((
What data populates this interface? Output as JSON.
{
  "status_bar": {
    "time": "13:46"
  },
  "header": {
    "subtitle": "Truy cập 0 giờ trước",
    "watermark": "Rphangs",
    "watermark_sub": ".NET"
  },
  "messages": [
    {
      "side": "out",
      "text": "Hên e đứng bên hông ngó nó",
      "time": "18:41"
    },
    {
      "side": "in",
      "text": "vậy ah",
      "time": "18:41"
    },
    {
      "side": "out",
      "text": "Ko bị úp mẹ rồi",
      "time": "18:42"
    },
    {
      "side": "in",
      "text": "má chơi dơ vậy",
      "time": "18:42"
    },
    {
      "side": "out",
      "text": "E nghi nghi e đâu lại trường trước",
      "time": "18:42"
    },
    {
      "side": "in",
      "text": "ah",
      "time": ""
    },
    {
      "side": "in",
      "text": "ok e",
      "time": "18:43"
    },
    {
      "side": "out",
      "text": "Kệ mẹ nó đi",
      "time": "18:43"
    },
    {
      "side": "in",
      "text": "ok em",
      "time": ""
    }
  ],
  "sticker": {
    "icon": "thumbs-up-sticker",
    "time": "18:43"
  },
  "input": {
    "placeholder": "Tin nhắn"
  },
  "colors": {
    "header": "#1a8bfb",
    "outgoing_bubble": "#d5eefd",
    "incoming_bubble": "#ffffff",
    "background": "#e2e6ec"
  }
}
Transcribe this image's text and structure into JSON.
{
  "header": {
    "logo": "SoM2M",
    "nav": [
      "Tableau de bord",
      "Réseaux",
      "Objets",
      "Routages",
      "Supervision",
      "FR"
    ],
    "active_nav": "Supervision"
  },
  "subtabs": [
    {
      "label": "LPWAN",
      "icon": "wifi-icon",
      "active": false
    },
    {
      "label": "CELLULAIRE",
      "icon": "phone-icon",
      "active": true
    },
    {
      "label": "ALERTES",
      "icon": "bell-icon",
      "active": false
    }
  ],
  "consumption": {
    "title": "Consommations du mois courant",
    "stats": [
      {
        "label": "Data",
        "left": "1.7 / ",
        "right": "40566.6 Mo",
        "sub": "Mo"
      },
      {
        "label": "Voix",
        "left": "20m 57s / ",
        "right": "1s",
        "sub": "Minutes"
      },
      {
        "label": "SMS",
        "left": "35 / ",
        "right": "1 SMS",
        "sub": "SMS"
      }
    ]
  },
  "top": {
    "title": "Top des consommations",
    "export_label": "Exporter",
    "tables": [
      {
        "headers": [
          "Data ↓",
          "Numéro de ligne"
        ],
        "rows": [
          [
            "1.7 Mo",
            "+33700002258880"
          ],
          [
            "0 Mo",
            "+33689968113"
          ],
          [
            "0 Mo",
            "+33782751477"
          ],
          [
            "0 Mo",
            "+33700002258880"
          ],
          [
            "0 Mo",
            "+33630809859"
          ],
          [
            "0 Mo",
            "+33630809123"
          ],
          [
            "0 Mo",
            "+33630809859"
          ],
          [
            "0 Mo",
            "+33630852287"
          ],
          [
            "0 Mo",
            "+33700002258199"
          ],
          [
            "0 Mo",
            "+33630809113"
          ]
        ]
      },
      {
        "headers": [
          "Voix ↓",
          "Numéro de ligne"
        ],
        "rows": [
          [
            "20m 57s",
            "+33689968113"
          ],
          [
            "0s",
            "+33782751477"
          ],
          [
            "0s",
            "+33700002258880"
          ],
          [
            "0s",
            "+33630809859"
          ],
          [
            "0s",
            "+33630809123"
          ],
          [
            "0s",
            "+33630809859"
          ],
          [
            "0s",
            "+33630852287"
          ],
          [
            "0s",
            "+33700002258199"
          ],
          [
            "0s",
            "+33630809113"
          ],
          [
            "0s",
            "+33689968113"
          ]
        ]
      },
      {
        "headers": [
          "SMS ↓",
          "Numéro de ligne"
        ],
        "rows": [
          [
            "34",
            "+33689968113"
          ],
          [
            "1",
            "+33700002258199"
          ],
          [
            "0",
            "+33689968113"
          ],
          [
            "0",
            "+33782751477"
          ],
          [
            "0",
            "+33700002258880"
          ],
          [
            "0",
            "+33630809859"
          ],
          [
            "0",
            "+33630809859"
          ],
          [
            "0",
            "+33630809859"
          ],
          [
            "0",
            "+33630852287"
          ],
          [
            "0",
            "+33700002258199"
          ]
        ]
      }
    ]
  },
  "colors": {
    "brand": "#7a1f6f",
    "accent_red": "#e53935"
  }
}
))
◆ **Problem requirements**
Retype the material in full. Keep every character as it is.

◆ **Response**
What data populates this interface? Output as JSON.
{
  "status_bar": {
    "time": "13:46"
  },
  "header": {
    "subtitle": "Truy cập 0 giờ trước",
    "watermark": "Rphangs",
    "watermark_sub": ".NET"
  },
  "messages": [
    {
      "side": "out",
      "text": "Hên e đứng bên hông ngó nó",
      "time": "18:41"
    },
    {
      "side": "in",
      "text": "vậy ah",
      "time": "18:41"
    },
    {
      "side": "out",
      "text": "Ko bị úp mẹ rồi",
      "time": "18:42"
    },
    {
      "side": "in",
      "text": "má chơi dơ vậy",
      "time": "18:42"
    },
    {
      "side": "out",
      "text": "E nghi nghi e đâu lại trường trước",
      "time": "18:42"
    },
    {
      "side": "in",
      "text": "ah",
      "time": ""
    },
    {
      "side": "in",
      "text": "ok e",
      "time": "18:43"
    },
    {
      "side": "out",
      "text": "Kệ mẹ nó đi",
      "time": "18:43"
    },
    {
      "side": "in",
      "text": "ok em",
      "time": ""
    }
  ],
  "sticker": {
    "icon": "thumbs-up-sticker",
    "time": "18:43"
  },
  "input": {
    "placeholder": "Tin nhắn"
  },
  "colors": {
    "header": "#1a8bfb",
    "outgoing_bubble": "#d5eefd",
    "incoming_bubble": "#ffffff",
    "background": "#e2e6ec"
  }
}
Transcribe this image's text and structure into JSON.
{
  "header": {
    "logo": "SoM2M",
    "nav": [
      "Tableau de bord",
      "Réseaux",
      "Objets",
      "Routages",
      "Supervision",
      "FR"
    ],
    "active_nav": "Supervision"
  },
  "subtabs": [
    {
      "label": "LPWAN",
      "icon": "wifi-icon",
      "active": false
    },
    {
      "label": "CELLULAIRE",
      "icon": "phone-icon",
      "active": true
    },
    {
      "label": "ALERTES",
      "icon": "bell-icon",
      "active": false
    }
  ],
  "consumption": {
    "title": "Consommations du mois courant",
    "stats": [
      {
        "label": "Data",
        "left": "1.7 / ",
        "right": "40566.6 Mo",
        "sub": "Mo"
      },
      {
        "label": "Voix",
        "left": "20m 57s / ",
        "right": "1s",
        "sub": "Minutes"
      },
      {
        "label": "SMS",
        "left": "35 / ",
        "right": "1 SMS",
        "sub": "SMS"
      }
    ]
  },
  "top": {
    "title": "Top des consommations",
    "export_label": "Exporter",
    "tables": [
      {
        "headers": [
          "Data ↓",
          "Numéro de ligne"
        ],
        "rows": [
          [
            "1.7 Mo",
            "+33700002258880"
          ],
          [
            "0 Mo",
            "+33689968113"
          ],
          [
            "0 Mo",
            "+33782751477"
          ],
          [
            "0 Mo",
            "+33700002258880"
          ],
          [
            "0 Mo",
            "+33630809859"
          ],
          [
            "0 Mo",
            "+33630809123"
          ],
          [
            "0 Mo",
            "+33630809859"
          ],
          [
            "0 Mo",
            "+33630852287"
          ],
          [
            "0 Mo",
            "+33700002258199"
          ],
          [
            "0 Mo",
            "+33630809113"
          ]
        ]
      },
      {
        "headers": [
          "Voix ↓",
          "Numéro de ligne"
        ],
        "rows": [
          [
            "20m 57s",
            "+33689968113"
          ],
          [
            "0s",
            "+33782751477"
          ],
          [
            "0s",
            "+33700002258880"
          ],
          [
            "0s",
            "+33630809859"
          ],
          [
            "0s",
            "+33630809123"
          ],
          [
            "0s",
            "+33630809859"
          ],
          [
            "0s",
            "+33630852287"
          ],
          [
            "0s",
            "+33700002258199"
          ],
          [
            "0s",
            "+33630809113"
          ],
          [
            "0s",
            "+33689968113"
          ]
        ]
      },
      {
        "headers": [
          "SMS ↓",
          "Numéro de ligne"
        ],
        "rows": [
          [
            "34",
            "+33689968113"
          ],
          [
            "1",
            "+33700002258199"
          ],
          [
            "0",
            "+33689968113"
          ],
          [
            "0",
            "+33782751477"
          ],
          [
            "0",
            "+33700002258880"
          ],
          [
            "0",
            "+33630809859"
          ],
          [
            "0",
            "+33630809859"
          ],
          [
            "0",
            "+33630809859"
          ],
          [
            "0",
            "+33630852287"
          ],
          [
            "0",
            "+33700002258199"
          ]
        ]
      }
    ]
  },
  "colors": {
    "brand": "#7a1f6f",
    "accent_red": "#e53935"
  }
}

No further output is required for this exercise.